Cleveland Browns quarterback Deshaun Watson removes his helmet during an NFL football practice in Berea, Ohio, Saturday, July 30, 2022.

David Dermer, Associated Press

Deshaun Watson will reportedly serve a six-game suspension this season after a judge ruled Monday that the quarterback had violated the NFL’s personal conduct policy. Watson, who started his career with the Houston Texans but was traded to the Cleveland Browns this offseason, has been accused of sexual misconduct by more than two dozen women.

NFL insiders Ian Rapoport and Adam Schefter tweeted the news within seconds of each other Monday morning. Each credited sources aware of the judicial proceedings.

Watson “was suspended six games; he was not fined, per source,” tweeted Schefter, who works for ESPN.

The ruling was handed down by former U.S. district court Judge Sue L. Robinson, who was jointly appointed to oversee the disciplinary case by the league and the NFL Players Association. “She conducted a three-day hearing in Delaware that concluded June 30, then had each side submit a post-hearing brief,” The Washington Post reported.

In anticipation of the ruling coming Monday, the players association tweeted Sunday that they would “stand by” the decision, regardless of what it said. “We call on the NFL to do the same,” the statement read, which was joined by Watson.

The NFL has three days to decide whether to appeal Robinson’s decision. In a statement, the league thanked the judge for her work.

"The league is reviewing Judge Robinson's imposition of a six-game suspension and will make a determination on next steps," the statement said.

Watson has denied the allegations against him, and he “has not been charged with a crime,” the Post reported. But in her ruling, Robinson made his reinstatement contingent on his agreement to limit his massage therapy visits to team-approved and team-directed appointments. (The sexual misconduct accusations stem from Watson's independent dealings with massage therapists in the Houston area.)
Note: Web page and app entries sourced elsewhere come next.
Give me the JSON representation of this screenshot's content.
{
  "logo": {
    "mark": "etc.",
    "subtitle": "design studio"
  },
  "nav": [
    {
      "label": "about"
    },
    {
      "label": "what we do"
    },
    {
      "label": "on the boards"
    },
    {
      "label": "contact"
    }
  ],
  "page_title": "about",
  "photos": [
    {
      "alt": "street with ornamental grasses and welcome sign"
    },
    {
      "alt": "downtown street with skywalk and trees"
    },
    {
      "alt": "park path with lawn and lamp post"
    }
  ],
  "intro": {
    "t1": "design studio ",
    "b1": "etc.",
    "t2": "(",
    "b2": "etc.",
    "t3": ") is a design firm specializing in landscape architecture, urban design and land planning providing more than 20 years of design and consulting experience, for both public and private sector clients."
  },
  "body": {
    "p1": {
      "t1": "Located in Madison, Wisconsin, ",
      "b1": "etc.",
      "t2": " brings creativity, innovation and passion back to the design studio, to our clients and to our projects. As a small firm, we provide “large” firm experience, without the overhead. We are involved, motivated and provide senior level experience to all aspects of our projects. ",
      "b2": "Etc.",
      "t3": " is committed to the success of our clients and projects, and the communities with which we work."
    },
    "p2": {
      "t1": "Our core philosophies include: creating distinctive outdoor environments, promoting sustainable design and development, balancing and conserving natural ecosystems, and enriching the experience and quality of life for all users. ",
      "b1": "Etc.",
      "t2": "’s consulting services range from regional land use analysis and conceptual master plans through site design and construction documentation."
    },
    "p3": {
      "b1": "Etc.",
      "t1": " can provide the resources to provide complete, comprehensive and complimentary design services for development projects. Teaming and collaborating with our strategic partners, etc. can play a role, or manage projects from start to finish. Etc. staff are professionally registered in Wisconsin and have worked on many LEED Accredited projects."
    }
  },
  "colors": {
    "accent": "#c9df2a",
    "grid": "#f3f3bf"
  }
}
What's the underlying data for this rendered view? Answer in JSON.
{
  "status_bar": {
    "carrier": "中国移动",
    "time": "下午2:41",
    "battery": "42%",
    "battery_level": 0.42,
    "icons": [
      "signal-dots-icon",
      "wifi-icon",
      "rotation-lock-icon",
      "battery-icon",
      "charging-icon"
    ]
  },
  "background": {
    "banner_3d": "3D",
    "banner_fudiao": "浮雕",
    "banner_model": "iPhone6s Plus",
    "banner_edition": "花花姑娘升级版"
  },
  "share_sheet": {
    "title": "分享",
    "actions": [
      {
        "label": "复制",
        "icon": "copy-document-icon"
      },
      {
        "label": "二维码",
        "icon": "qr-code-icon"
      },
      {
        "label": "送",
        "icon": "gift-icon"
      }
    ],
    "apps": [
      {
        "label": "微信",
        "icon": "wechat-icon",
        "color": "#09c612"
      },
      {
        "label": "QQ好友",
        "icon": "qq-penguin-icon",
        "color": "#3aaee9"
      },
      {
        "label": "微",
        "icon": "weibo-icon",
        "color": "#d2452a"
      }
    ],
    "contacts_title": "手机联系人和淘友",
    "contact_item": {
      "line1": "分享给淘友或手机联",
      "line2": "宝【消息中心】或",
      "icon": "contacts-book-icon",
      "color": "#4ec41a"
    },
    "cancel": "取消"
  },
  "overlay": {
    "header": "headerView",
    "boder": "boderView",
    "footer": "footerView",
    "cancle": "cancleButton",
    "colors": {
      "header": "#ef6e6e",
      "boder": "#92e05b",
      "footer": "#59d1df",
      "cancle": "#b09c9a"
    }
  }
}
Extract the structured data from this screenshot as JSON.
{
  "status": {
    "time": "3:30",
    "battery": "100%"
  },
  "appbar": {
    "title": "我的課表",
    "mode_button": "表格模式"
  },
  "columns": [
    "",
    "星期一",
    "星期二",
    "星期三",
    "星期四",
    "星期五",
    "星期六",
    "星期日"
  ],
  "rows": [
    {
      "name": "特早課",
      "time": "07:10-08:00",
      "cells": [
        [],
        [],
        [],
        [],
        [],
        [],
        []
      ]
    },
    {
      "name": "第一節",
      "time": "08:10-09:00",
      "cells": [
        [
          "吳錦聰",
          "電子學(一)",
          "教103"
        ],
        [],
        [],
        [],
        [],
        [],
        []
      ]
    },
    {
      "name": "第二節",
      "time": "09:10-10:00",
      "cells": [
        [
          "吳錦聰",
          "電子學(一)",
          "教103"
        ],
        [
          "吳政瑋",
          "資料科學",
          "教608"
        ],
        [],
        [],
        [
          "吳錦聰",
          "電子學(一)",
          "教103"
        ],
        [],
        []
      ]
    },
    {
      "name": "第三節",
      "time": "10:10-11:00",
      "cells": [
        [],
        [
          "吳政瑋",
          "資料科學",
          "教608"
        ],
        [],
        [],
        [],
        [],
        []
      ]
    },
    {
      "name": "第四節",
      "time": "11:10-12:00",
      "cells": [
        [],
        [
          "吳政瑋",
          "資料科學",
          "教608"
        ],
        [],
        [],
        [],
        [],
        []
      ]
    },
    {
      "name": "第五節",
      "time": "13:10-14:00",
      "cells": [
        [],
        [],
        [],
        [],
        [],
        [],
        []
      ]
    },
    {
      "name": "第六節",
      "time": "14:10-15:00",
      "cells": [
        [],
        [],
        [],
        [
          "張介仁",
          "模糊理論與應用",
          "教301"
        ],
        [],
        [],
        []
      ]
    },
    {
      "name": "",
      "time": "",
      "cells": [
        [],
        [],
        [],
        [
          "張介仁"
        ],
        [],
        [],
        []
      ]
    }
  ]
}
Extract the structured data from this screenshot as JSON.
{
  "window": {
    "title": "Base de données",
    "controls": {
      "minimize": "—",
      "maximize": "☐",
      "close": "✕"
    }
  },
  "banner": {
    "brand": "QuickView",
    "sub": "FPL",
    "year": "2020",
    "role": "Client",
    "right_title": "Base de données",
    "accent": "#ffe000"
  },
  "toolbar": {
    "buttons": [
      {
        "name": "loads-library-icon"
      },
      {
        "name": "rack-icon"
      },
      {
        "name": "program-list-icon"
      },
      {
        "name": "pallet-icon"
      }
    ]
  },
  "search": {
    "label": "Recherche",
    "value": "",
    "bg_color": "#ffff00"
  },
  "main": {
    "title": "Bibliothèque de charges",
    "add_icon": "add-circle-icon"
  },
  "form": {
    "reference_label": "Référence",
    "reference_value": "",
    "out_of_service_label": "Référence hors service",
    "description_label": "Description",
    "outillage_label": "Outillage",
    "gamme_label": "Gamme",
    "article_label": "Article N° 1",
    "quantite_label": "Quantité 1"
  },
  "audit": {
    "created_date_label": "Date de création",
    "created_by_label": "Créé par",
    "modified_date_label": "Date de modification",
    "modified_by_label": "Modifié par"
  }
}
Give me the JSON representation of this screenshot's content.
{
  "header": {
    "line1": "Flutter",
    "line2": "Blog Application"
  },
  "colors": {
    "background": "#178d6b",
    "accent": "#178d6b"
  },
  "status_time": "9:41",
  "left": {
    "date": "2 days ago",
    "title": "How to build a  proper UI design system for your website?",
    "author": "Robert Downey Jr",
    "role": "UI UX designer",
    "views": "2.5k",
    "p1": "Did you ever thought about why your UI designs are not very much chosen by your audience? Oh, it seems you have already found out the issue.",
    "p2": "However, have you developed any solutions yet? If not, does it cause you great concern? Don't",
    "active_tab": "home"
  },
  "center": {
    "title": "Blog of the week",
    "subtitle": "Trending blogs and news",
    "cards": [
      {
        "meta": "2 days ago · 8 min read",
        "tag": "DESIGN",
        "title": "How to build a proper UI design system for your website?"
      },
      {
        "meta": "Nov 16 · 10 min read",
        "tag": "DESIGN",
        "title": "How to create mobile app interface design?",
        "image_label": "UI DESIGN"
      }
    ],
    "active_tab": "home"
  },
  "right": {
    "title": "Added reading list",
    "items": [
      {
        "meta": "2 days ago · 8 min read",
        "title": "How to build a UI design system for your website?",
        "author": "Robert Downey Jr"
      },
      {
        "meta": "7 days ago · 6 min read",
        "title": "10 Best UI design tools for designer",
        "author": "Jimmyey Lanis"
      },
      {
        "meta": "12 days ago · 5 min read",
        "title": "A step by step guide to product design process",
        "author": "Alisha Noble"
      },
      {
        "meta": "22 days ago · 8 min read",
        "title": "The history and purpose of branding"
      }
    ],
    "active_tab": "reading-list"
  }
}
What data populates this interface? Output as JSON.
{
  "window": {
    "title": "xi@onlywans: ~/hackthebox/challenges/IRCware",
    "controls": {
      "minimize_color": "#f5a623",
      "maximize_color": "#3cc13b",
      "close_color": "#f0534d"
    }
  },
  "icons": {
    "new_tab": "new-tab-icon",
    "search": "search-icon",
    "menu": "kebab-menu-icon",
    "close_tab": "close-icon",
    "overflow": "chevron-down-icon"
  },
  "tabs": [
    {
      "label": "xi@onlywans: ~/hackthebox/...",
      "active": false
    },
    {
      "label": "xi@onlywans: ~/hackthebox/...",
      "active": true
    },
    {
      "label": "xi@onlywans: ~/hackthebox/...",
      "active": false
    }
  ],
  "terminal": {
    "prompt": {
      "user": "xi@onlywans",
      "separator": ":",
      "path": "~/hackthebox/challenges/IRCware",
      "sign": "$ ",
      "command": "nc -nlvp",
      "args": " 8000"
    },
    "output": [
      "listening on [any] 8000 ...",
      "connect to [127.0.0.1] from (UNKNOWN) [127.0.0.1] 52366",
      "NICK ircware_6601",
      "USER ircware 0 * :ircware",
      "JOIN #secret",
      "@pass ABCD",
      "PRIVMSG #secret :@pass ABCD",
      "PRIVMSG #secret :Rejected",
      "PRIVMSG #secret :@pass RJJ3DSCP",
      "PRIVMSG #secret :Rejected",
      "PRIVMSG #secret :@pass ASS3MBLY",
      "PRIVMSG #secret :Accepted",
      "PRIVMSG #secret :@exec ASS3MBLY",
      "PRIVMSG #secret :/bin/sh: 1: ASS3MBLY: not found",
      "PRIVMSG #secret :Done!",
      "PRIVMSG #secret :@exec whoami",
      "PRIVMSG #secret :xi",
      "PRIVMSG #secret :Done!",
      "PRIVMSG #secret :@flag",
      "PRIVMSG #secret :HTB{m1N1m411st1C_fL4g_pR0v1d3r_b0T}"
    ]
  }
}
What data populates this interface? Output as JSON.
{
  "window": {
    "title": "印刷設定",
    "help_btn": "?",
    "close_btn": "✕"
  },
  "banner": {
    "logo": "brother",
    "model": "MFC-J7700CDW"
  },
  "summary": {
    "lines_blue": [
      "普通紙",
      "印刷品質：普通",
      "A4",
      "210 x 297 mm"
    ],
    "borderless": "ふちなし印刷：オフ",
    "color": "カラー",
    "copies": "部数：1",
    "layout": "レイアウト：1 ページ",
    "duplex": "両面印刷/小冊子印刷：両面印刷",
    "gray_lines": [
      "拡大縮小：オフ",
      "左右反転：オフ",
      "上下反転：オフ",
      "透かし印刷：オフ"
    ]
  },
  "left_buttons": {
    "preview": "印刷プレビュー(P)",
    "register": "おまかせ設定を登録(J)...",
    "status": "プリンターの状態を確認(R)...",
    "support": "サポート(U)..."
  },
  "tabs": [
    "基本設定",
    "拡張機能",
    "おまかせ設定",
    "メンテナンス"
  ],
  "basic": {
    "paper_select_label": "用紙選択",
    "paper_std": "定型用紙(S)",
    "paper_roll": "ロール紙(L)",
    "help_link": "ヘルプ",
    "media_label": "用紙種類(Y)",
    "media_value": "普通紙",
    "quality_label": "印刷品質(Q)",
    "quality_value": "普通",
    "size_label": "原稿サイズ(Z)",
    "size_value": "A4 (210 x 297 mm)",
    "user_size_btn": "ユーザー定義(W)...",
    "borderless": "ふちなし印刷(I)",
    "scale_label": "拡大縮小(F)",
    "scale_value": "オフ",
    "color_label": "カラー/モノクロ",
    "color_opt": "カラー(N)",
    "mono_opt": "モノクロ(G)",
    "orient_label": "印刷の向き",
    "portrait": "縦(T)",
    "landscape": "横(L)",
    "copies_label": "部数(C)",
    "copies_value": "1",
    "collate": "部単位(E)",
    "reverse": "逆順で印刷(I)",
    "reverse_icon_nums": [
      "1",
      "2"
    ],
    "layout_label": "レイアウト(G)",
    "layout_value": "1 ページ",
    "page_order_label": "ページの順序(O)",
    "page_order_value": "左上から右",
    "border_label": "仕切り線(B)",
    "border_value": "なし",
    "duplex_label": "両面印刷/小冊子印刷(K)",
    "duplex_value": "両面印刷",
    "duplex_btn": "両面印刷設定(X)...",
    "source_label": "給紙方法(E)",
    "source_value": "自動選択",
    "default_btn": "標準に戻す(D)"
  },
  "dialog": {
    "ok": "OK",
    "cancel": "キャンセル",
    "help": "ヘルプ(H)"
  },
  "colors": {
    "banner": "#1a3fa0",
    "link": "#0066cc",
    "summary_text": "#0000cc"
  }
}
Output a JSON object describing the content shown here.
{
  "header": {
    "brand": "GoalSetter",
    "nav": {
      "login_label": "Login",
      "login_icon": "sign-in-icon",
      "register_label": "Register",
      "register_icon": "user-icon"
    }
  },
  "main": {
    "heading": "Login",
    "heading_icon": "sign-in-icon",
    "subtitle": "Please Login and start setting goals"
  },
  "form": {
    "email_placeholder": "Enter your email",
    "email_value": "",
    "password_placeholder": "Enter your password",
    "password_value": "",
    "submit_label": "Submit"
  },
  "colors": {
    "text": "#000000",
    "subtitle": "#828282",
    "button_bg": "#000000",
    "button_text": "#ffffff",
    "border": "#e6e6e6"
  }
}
"Recognizing that the only discipline mentioned in the CBA is a fine or suspension, I nevertheless believe it is appropriate for Mr. Watson to limit his massage therapy to club-directed sessions and club-approved massage therapists for the duration of his career," Robinson wrote.